Mark Manders (b. 1968, Volkel) was born in the Netherlands but currently works and lives in Belgium.
Although time and place-related references appear to be irrelevant in Manders’ work, there is one year that is often being referred to: 1986. This is the year in which Manders outlined the concept of his work Self-Portrait as a Building. The work resembles a fictional building, divided into separate rooms and levels, of which the size and shape can never exactly be determined. Potential shifts and extensions constantly threaten the cohesion of the ever-expanding self-portrait. Manders works toward one big overarching moment that will bring together all his works, continuously interconnected and in dialogue with each other. There is no beginning or end, nor can the portrait be fully identified with the artist himself. It is impossible to organize or date his works chronologically on the basis of visual clues. His work, in this way, might as well be created in the early 20th century; a thought he seems to eagerly embrace.
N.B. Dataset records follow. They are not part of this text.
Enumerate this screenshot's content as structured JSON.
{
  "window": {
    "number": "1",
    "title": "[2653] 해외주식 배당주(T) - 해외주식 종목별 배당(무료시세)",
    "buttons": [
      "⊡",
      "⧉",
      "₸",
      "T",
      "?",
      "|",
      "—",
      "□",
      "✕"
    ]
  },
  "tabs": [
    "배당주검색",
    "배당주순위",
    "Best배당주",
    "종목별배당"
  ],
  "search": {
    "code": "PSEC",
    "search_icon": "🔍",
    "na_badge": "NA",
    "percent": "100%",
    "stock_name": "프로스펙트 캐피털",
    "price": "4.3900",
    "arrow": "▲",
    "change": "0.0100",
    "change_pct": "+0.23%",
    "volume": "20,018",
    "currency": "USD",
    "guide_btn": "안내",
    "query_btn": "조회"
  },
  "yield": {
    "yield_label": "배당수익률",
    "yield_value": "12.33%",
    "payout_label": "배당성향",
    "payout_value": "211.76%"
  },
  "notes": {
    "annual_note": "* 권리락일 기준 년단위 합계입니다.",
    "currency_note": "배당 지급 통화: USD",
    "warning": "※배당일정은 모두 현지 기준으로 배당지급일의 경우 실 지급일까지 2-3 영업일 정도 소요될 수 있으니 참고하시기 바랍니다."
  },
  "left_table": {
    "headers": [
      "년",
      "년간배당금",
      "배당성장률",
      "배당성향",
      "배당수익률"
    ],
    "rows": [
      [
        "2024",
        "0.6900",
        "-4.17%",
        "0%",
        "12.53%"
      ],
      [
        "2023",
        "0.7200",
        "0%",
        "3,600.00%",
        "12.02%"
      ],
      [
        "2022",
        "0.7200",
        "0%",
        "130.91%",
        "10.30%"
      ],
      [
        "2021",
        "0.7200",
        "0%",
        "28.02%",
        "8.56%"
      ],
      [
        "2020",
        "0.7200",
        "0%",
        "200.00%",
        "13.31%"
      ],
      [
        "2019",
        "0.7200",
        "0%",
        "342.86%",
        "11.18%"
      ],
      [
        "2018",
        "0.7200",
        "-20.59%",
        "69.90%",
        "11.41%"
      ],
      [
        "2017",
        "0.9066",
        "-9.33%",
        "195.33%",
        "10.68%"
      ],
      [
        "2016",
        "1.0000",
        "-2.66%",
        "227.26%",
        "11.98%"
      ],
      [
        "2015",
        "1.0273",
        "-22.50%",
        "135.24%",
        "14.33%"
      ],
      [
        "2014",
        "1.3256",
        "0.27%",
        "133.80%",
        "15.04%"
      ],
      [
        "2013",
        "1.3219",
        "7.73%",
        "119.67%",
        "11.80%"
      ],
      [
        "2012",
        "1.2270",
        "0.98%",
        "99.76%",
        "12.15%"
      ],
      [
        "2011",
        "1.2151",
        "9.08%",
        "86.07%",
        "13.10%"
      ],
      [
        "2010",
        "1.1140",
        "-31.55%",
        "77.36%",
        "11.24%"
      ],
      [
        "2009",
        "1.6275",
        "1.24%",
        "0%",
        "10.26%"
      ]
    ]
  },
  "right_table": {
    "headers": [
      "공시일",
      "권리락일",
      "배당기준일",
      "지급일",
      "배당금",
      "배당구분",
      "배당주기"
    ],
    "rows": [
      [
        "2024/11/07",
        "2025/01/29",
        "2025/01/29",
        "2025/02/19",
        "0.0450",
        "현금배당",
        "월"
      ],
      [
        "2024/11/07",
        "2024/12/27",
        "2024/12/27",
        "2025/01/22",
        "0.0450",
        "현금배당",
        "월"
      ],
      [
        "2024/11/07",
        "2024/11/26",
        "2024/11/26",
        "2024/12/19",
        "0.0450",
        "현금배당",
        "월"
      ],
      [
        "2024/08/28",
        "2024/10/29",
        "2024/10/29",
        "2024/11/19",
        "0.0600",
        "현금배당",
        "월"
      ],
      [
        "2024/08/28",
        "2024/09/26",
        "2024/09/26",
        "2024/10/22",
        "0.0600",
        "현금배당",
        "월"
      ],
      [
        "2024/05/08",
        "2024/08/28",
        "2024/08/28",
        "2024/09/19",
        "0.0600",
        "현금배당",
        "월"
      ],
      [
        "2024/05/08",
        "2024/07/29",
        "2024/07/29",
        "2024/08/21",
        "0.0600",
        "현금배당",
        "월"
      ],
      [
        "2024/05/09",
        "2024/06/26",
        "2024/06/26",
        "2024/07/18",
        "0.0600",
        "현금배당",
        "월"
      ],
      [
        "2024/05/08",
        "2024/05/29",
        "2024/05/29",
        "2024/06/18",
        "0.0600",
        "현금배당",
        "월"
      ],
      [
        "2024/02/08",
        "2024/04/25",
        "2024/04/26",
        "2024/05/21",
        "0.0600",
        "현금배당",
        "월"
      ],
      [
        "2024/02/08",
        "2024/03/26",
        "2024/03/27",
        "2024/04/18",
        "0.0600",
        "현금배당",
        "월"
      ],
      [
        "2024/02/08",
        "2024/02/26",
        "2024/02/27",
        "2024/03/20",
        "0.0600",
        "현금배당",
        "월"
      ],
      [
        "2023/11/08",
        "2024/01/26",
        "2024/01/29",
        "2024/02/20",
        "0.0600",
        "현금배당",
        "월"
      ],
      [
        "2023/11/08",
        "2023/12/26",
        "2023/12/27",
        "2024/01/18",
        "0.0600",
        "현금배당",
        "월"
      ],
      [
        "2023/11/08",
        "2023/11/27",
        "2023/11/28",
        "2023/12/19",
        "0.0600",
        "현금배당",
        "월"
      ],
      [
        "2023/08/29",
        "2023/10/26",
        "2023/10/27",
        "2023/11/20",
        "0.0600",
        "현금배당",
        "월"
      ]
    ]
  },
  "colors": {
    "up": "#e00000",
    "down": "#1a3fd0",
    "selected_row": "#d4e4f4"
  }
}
Before Manders embarked on his artistic career, he worked, as a teenager, in a graphic design studio. This is where his fascination for design and language, and particularly poetry, originated. Attempting to write a self-portrait in an unconventional manner, he soon hit the boundaries of language and translation. Words were substituted by visual elements. According to Manders, drawings, sculptures and installations are freer and can, just like poetry, incorporate different sounds, colours, rhythms, rhymes and interpretations. This is how the idea of Self-Portrait as a Building arose.
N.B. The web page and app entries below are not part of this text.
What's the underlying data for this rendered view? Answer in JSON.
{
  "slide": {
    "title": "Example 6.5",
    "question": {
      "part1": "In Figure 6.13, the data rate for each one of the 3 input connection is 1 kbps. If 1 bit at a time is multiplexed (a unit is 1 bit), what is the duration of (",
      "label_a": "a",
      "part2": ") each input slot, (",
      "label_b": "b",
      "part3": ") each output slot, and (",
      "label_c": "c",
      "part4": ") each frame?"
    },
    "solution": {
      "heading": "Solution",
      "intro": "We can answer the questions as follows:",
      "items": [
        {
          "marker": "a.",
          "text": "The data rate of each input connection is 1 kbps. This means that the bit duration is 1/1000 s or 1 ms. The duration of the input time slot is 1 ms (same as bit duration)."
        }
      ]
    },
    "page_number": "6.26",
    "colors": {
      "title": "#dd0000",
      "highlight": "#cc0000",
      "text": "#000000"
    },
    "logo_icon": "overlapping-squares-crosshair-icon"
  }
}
Manders strives for timelessness and universality by using archetypal forms and familiar-looking materials such as clay, steel and wood. Manders’ sculptures and installations seem more fragile than they actually are. As a sculptor, Manders adheres to the tradition of bronze sculpture yet also incorporates contemporary materials in his work. Seats, chairs, chimneys are carefully created or recreated in function of the work and, where necessary, reduced to 88% of their original size. Blurring the line between reality and illusion, it often becomes difficult to distinguish when Manders is actually integrating natural wood or just a painted wood imitation. This also applies to the androgynous figures or faces that seem to have been fashioned out of wet clay, creating the impression that they just left the artist’s studio or, conversely, were abandoned by the artist, mid-work. Particular in this exhibition are the sculptures that evidence, for the first time, fine craquelures in their surfaces that seem to catapult these works even farther back in time. The illusion of peeling dry clay creates a sense of foreboding, as if the sculpture could crumble into fine dust and disappear at any time. There appears to be a definite separation between the sculpture and the person who realized it, as if it was abandoned by its creator or could not be completed. The persona of Mark Manders is never recognizably evidenced. Remarkable is also the dichotomy between the man Mark Manders and the artist, who, like an alter ego of sorts, seems to be directed entirely by his counterpart. Manders always places himself in this undefined place in- between, vastly enlarging the mystery of Self-Portrait as a Building.
Photo: Cedric Verhelst.